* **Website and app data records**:
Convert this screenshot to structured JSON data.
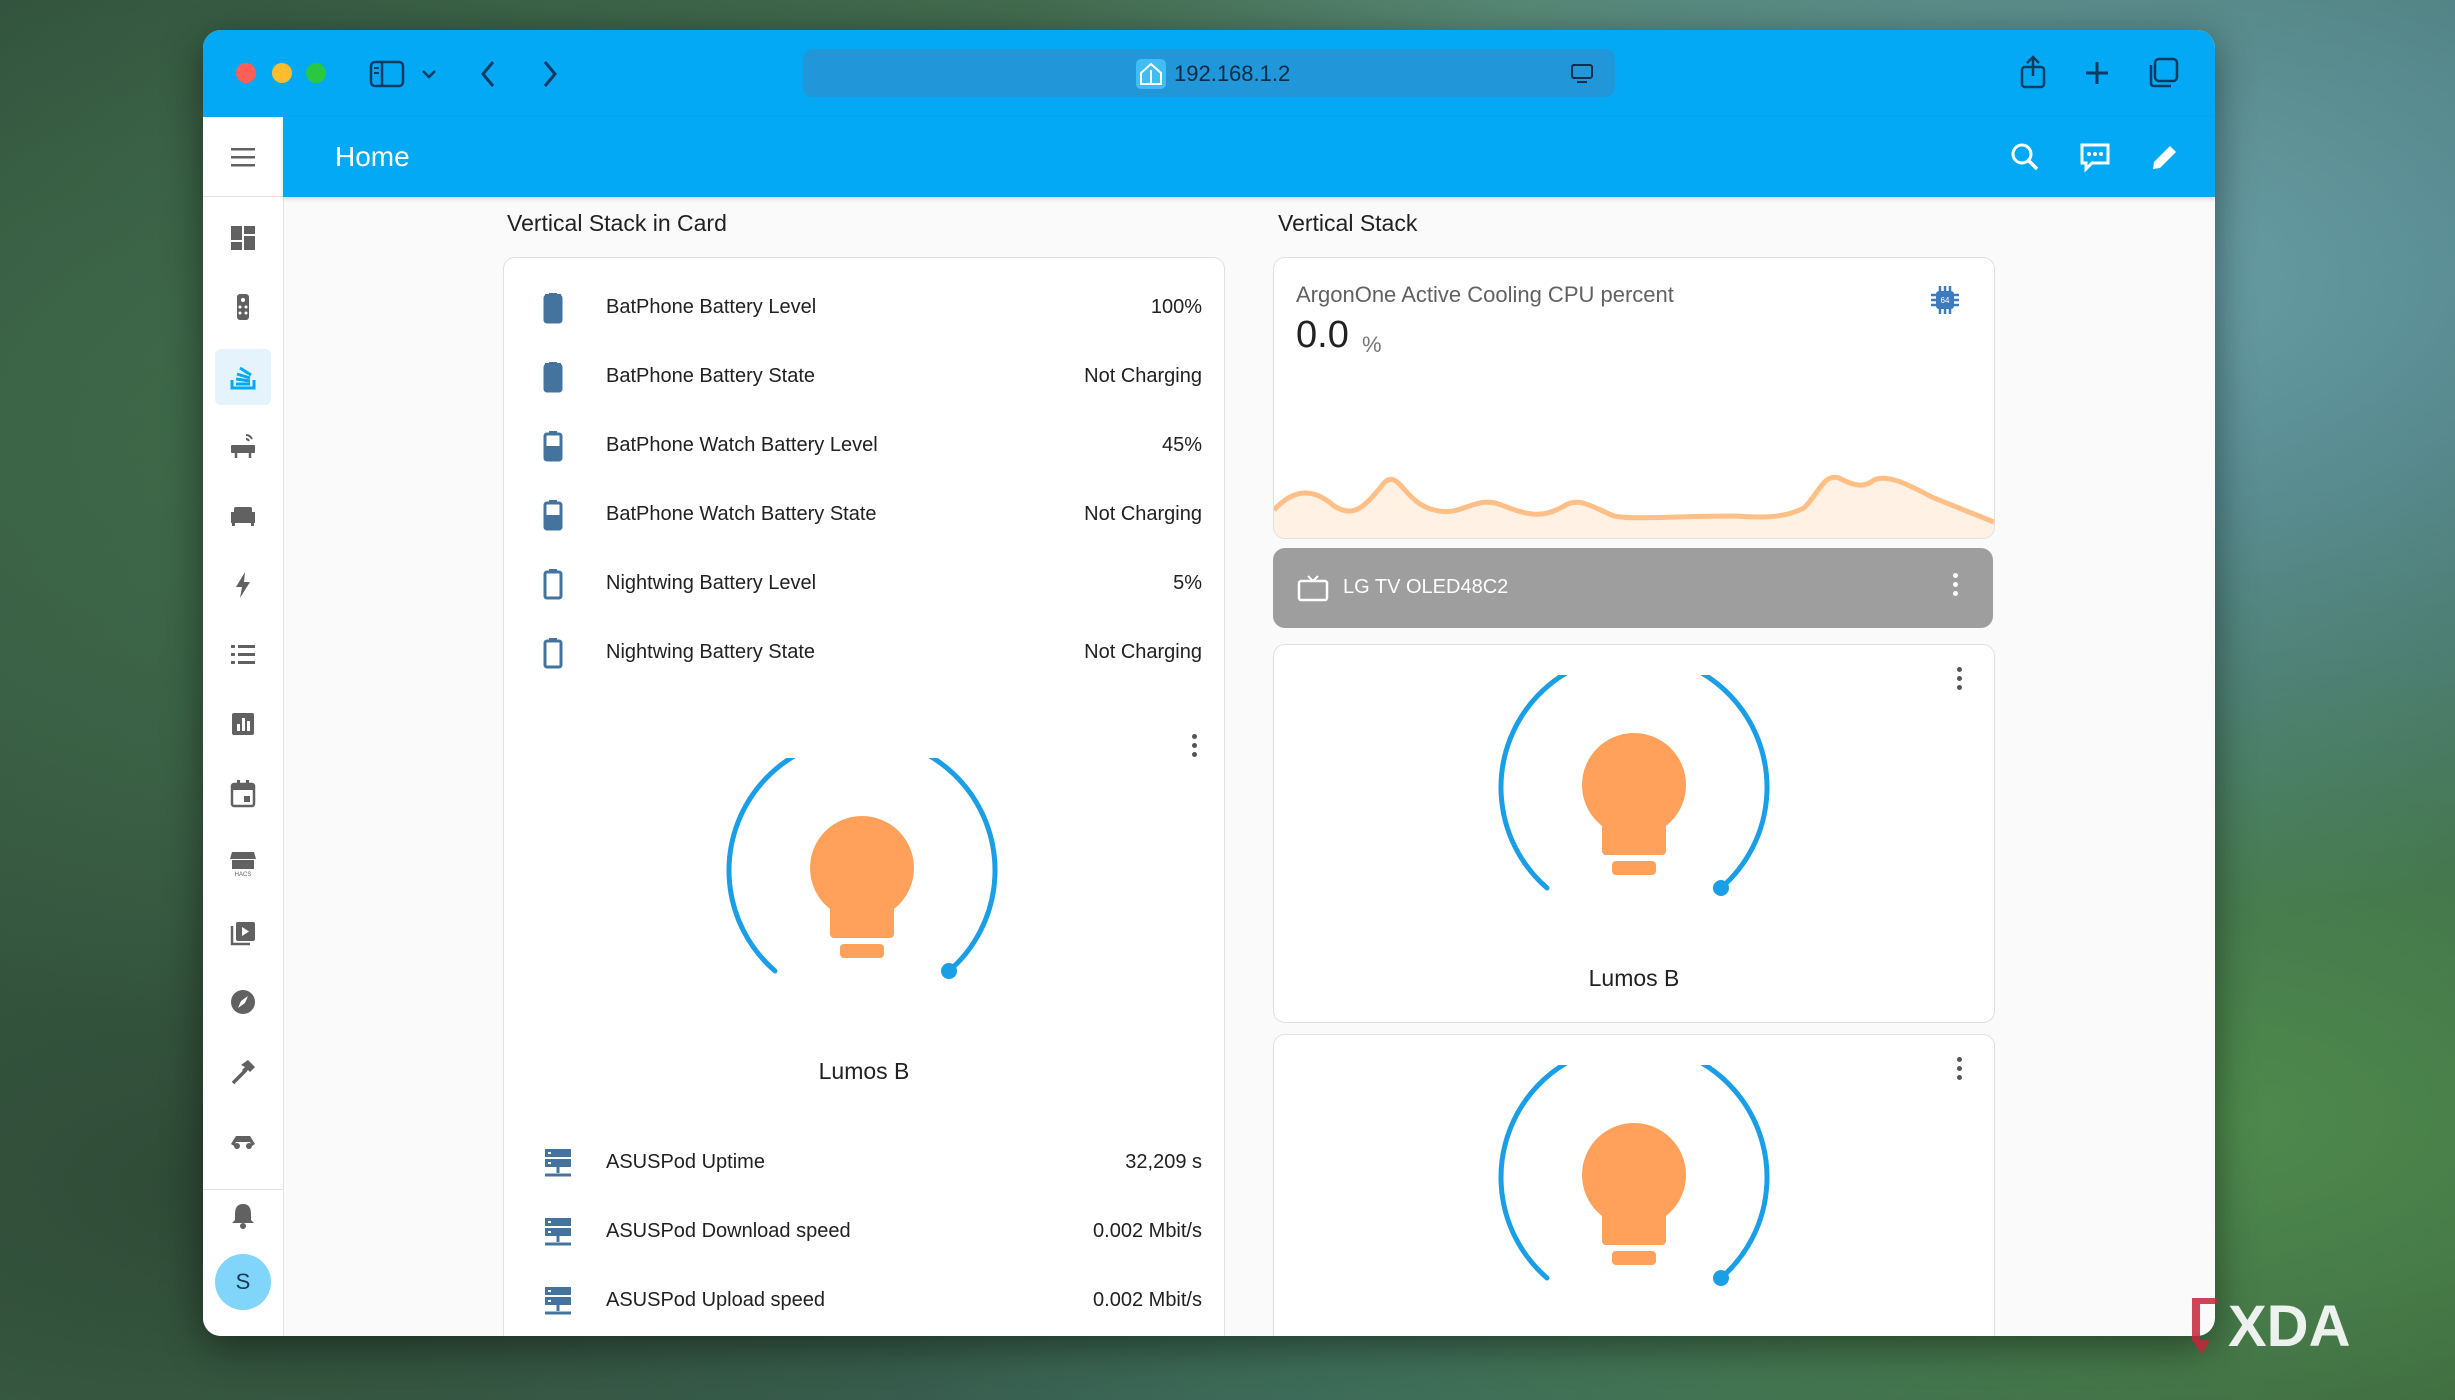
{
  "browser": {
    "url": "192.168.1.2",
    "traffic_colors": {
      "close": "#ff5f57",
      "minimize": "#febc2e",
      "maximize": "#28c840"
    }
  },
  "app": {
    "title": "Home",
    "accent": "#03a9f4",
    "avatar_initial": "S",
    "sidebar_icons": [
      "dashboard-icon",
      "remote-icon",
      "stack-icon",
      "router-icon",
      "sofa-icon",
      "lightning-icon",
      "list-icon",
      "chart-icon",
      "calendar-icon",
      "hacs-icon",
      "media-icon",
      "map-icon",
      "hammer-icon",
      "robot-icon",
      "bell-icon"
    ]
  },
  "left_column": {
    "title": "Vertical Stack in Card",
    "battery_entities": [
      {
        "name": "BatPhone Battery Level",
        "value": "100%"
      },
      {
        "name": "BatPhone Battery State",
        "value": "Not Charging"
      },
      {
        "name": "BatPhone Watch Battery Level",
        "value": "45%"
      },
      {
        "name": "BatPhone Watch Battery State",
        "value": "Not Charging"
      },
      {
        "name": "Nightwing Battery Level",
        "value": "5%"
      },
      {
        "name": "Nightwing Battery State",
        "value": "Not Charging"
      }
    ],
    "light": {
      "name": "Lumos B"
    },
    "router_entities": [
      {
        "name": "ASUSPod Uptime",
        "value": "32,209 s"
      },
      {
        "name": "ASUSPod Download speed",
        "value": "0.002 Mbit/s"
      },
      {
        "name": "ASUSPod Upload speed",
        "value": "0.002 Mbit/s"
      }
    ]
  },
  "right_column": {
    "title": "Vertical Stack",
    "sensor": {
      "name": "ArgonOne Active Cooling CPU percent",
      "value": "0.0",
      "unit": "%"
    },
    "tv": {
      "name": "LG TV OLED48C2"
    },
    "light1": {
      "name": "Lumos B"
    },
    "light_color": "#ffa15a",
    "ring_color": "#1a9ee6"
  }
}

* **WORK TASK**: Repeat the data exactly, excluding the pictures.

* **EXERCISE SOLUTION**:
Convert this screenshot to structured JSON data.
{
  "browser": {
    "url": "192.168.1.2",
    "traffic_colors": {
      "close": "#ff5f57",
      "minimize": "#febc2e",
      "maximize": "#28c840"
    }
  },
  "app": {
    "title": "Home",
    "accent": "#03a9f4",
    "avatar_initial": "S",
    "sidebar_icons": [
      "dashboard-icon",
      "remote-icon",
      "stack-icon",
      "router-icon",
      "sofa-icon",
      "lightning-icon",
      "list-icon",
      "chart-icon",
      "calendar-icon",
      "hacs-icon",
      "media-icon",
      "map-icon",
      "hammer-icon",
      "robot-icon",
      "bell-icon"
    ]
  },
  "left_column": {
    "title": "Vertical Stack in Card",
    "battery_entities": [
      {
        "name": "BatPhone Battery Level",
        "value": "100%"
      },
      {
        "name": "BatPhone Battery State",
        "value": "Not Charging"
      },
      {
        "name": "BatPhone Watch Battery Level",
        "value": "45%"
      },
      {
        "name": "BatPhone Watch Battery State",
        "value": "Not Charging"
      },
      {
        "name": "Nightwing Battery Level",
        "value": "5%"
      },
      {
        "name": "Nightwing Battery State",
        "value": "Not Charging"
      }
    ],
    "light": {
      "name": "Lumos B"
    },
    "router_entities": [
      {
        "name": "ASUSPod Uptime",
        "value": "32,209 s"
      },
      {
        "name": "ASUSPod Download speed",
        "value": "0.002 Mbit/s"
      },
      {
        "name": "ASUSPod Upload speed",
        "value": "0.002 Mbit/s"
      }
    ]
  },
  "right_column": {
    "title": "Vertical Stack",
    "sensor": {
      "name": "ArgonOne Active Cooling CPU percent",
      "value": "0.0",
      "unit": "%"
    },
    "tv": {
      "name": "LG TV OLED48C2"
    },
    "light1": {
      "name": "Lumos B"
    },
    "light_color": "#ffa15a",
    "ring_color": "#1a9ee6"
  }
}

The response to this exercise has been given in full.